Washington, DC—The following is a statement from Christine Owens, executive director of the National Employment Law Project:
“Today, the Montgomery County Council introduced a bill that would raise the County’s wage floor to $15 by 2020 for employees of businesses employing 26 or more workers, and by 2022 for all others not exempted by state or federal law.
“The National Employment Law Project supports a $15 minimum wage in Montgomery County, Maryland, but calls for the Council to take steps to also gradually eliminate the subminimum wage for tipped workers, and to reject a provision that would allow the County Executive to stop the minimum wage increase under certain economic conditions.
“A $15 minimum wage in Montgomery County will bring relief to tens of thousands of struggling low-wage workers who currently earn as little as $11.50 hourly. The Washington, D.C. metropolitan area is one of the most expensive in the nation, with costs of living often surpassing income from low-wage jobs. In Montgomery County today, a single worker without family responsibilities needs to earn more than $21 per hour—nearly twice the current minimum wage—just to pay for the basics. Parents raising children need much more. Tens of thousands of workers employed in the County would benefit from an increase to $15, a substantial number of whom are likely to be female, African American or Latino.
Scheduled Raises Should Proceed Without a Pause
“Unfortunately, the bill being considered by the council includes a harmful provision that would allow the County Executive to freeze this much needed raise if it decides that certain economic conditions have been met. This ill-considered policy purports to help businesses and workers, but would end up hurting both. Rent and other costs of living do not stop climbing when the economy weakens. In fact, times of economic uncertainty are precisely when low-wage workers and their families need steady and predictable raises the most, and when individual businesses and the local economy need a boost in consumer spending to fend off the worst outcomes of a recession and to jump-start the economic recovery.
“Moreover, freezing a scheduled increase in the minimum wage makes no sense for Montgomery County, not only because in general, the County is economically strong and, along with the District of Columbia, is often spared the worst of a national recession, but also because unlike California—the first (and one of only four) jurisdictions to adopt a similar provision, on which the Montgomery County policy is modelled—it does not administer large-scale social services programs that employ a significant number of low-wage workers. California’s rationale for adopting a similar freezing provision was based on the potential for a multi-billion-dollar impact of a minimum wage increase on the state budget for state-funded human services jobs—chiefly, home health care services. Montgomery County does not administer similar large-scale county-funded social services program.
The Tipped Sub-Minimum Wage Should Be Phased-Out
“The Council must raise the sub-minimum wage for tipped workers to match the full minimum wage. There are nearly 20,000 tipped workers in Montgomery County, including restaurant servers, parking lot attendants, manicurists and others whose employers can pay as little as $4, with tips expected to make up the difference. Living primarily on customer tips is extremely precarious and unstable, and these workers live in poverty at more than twice the rate of the overall workforce. Other local jurisdictions that have recently increased their wage floors to $15 or more also raised the minimum wage for tipped workers to $15–including Flagstaff, Arizona, Minneapolis, and numerous cities and counties in California.

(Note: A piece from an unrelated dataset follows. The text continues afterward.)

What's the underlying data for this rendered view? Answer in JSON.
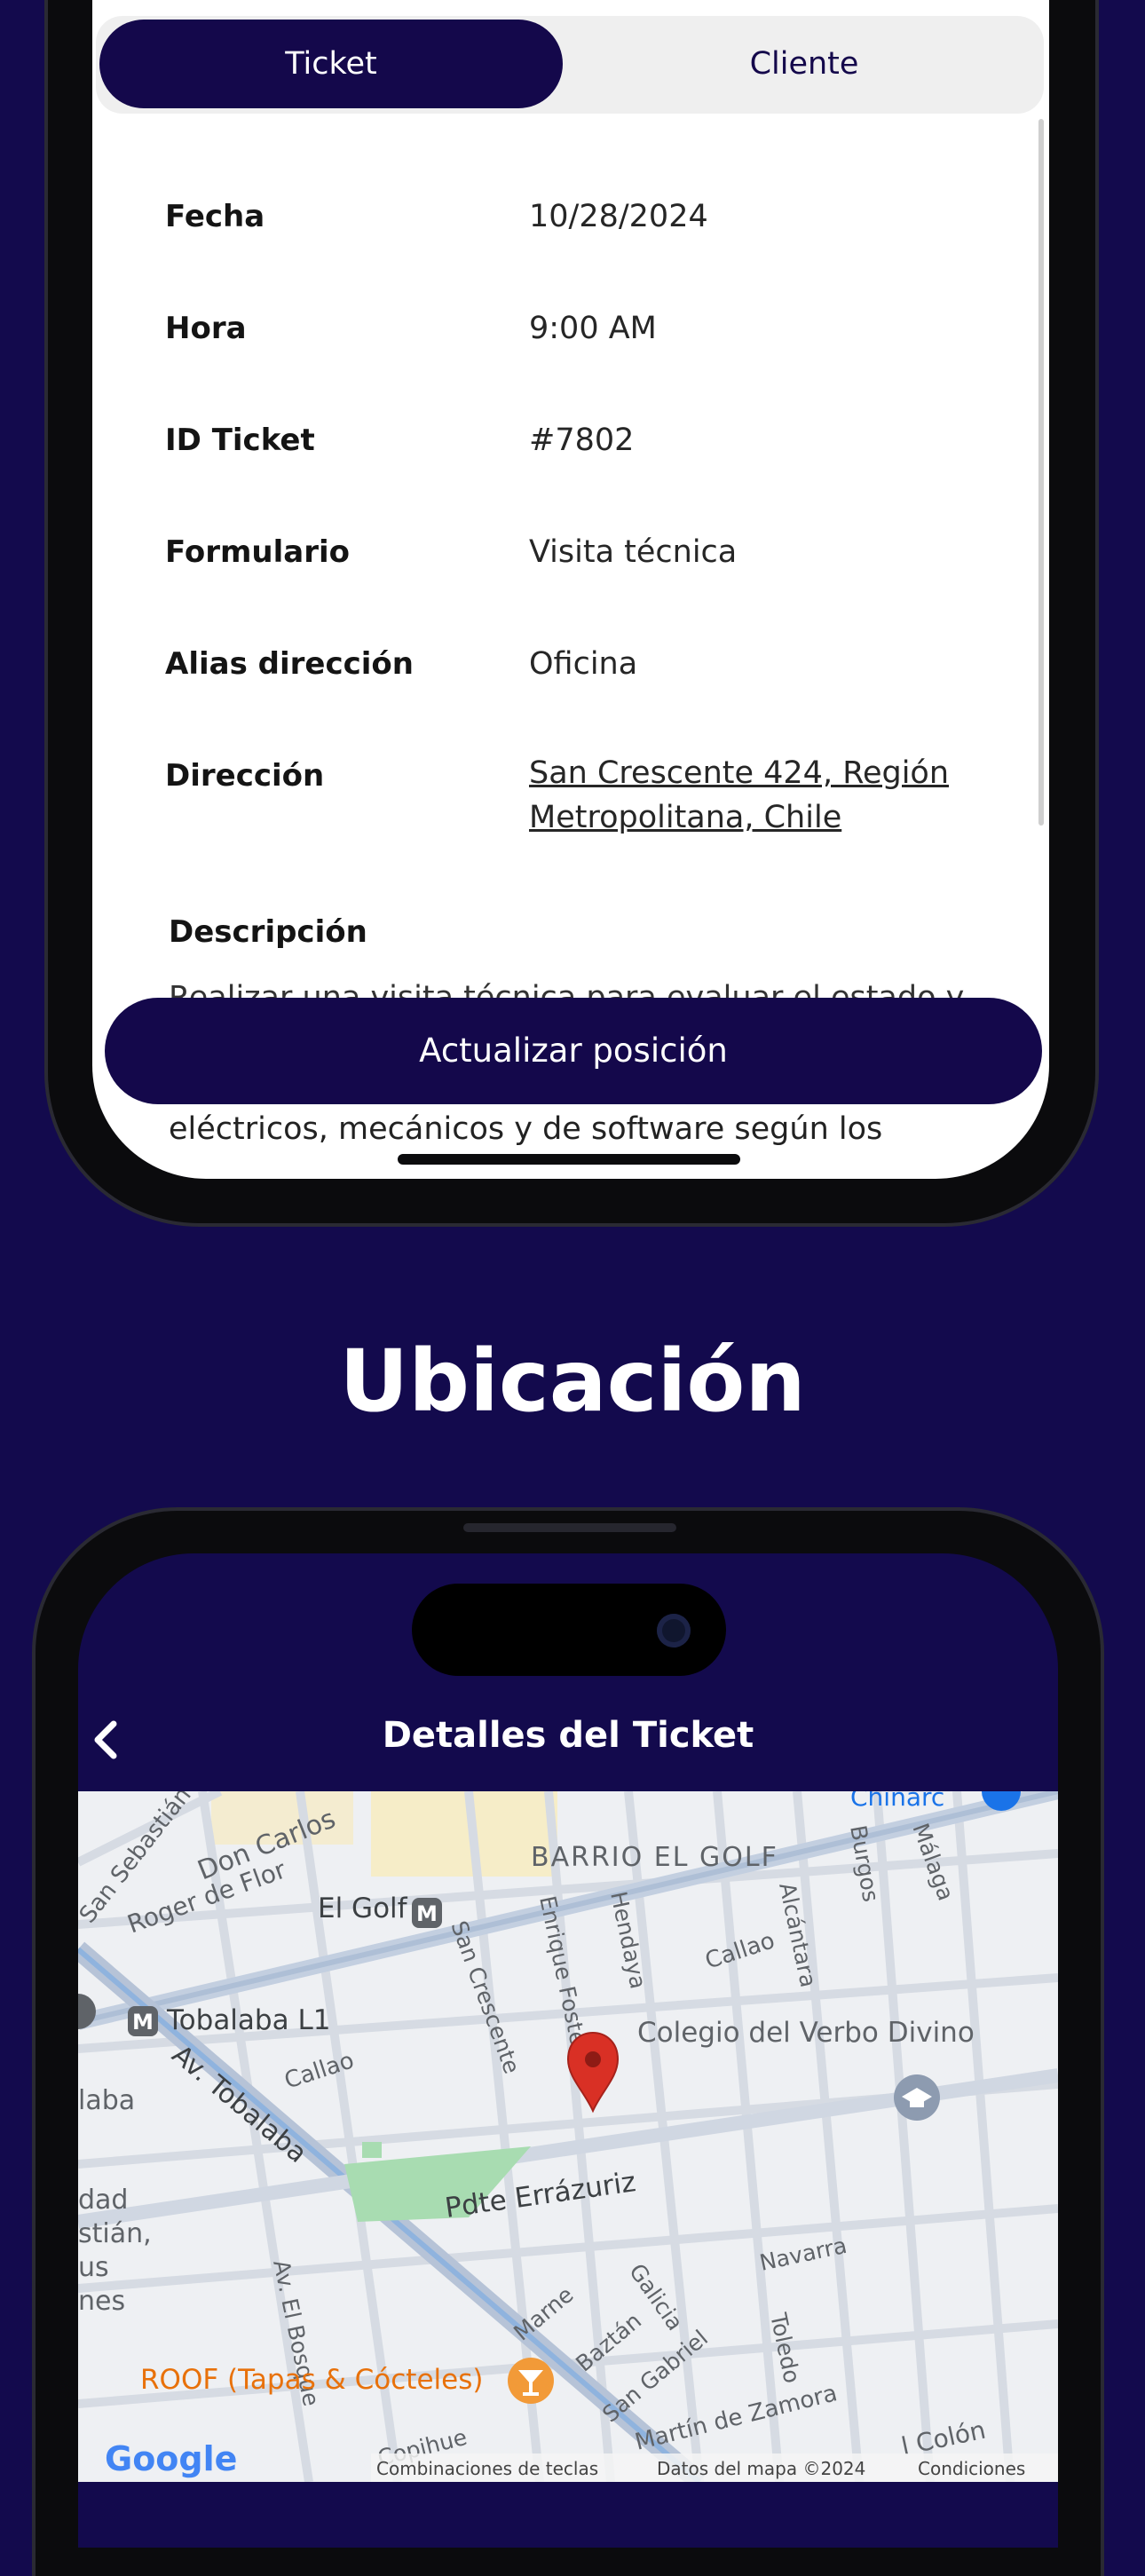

The Youth Sub-Minimum Wage Should Be Eliminated
“Finally, the Council should approve a strong $15 minimum wage bill that does not discriminate against younger workers. Under current law, workers under the age of 19 are excluded from the County minimum wage, and unfortunately, the bill maintains this exemption.
“Youth minimum wage exemptions treat younger workers differently from the rest of the workforce, which mainly benefits big businesses with high turn-over staffing models, often at the expense of mom and pop shops and more conscientious employers. As a result, these provisions incentivize other businesses to adopt high-turnover business models, and hurt low-wage adult workers who may be replaced with a cheaper and younger workforce. They also ignore the real economic needs and contributions of younger workers: Low-wage young workers are more likely to be from struggling households who depend on the additional incomes to make ends meet. Or they may be students working their way through college with limited family support. It is estimated that college students in Maryland need to earn a minimum of $16 per hour to afford in-school tuition and fees.
“Often, the reasons cited for the discriminatory treatment of young workers is the erroneous assumption that higher minimum wages lead to youth unemployment. However, rigorous research on the impact of the minimum wage on teens—which compares teen employment levels across regions and states with differing minimum wage rates—shows that higher minimum wage rates do not cause employers to hire fewer teens.
“The dismal prospects presented by rising costs of living and falling or stagnant paychecks are two factors that have pushed more than two dozen states and localities to raise their wage floors to $15 since the Fight for $15 began in 2012. Nearly 10 million workers nationwide will benefit from these measures, and in the coming years, workers will receive more than $40 billion in additional income from minimum wage increases to $15. These states and cities include regions of the country with similar high cost of living as Montgomery County, including the District of Columbia, Los Angeles, San Francisco, Seattle, and New York.
“Montgomery County can be a part of this rising trend if the County Council votes to raise the wage floor to $15 and to gradually eliminate the tipped subminimum wage.”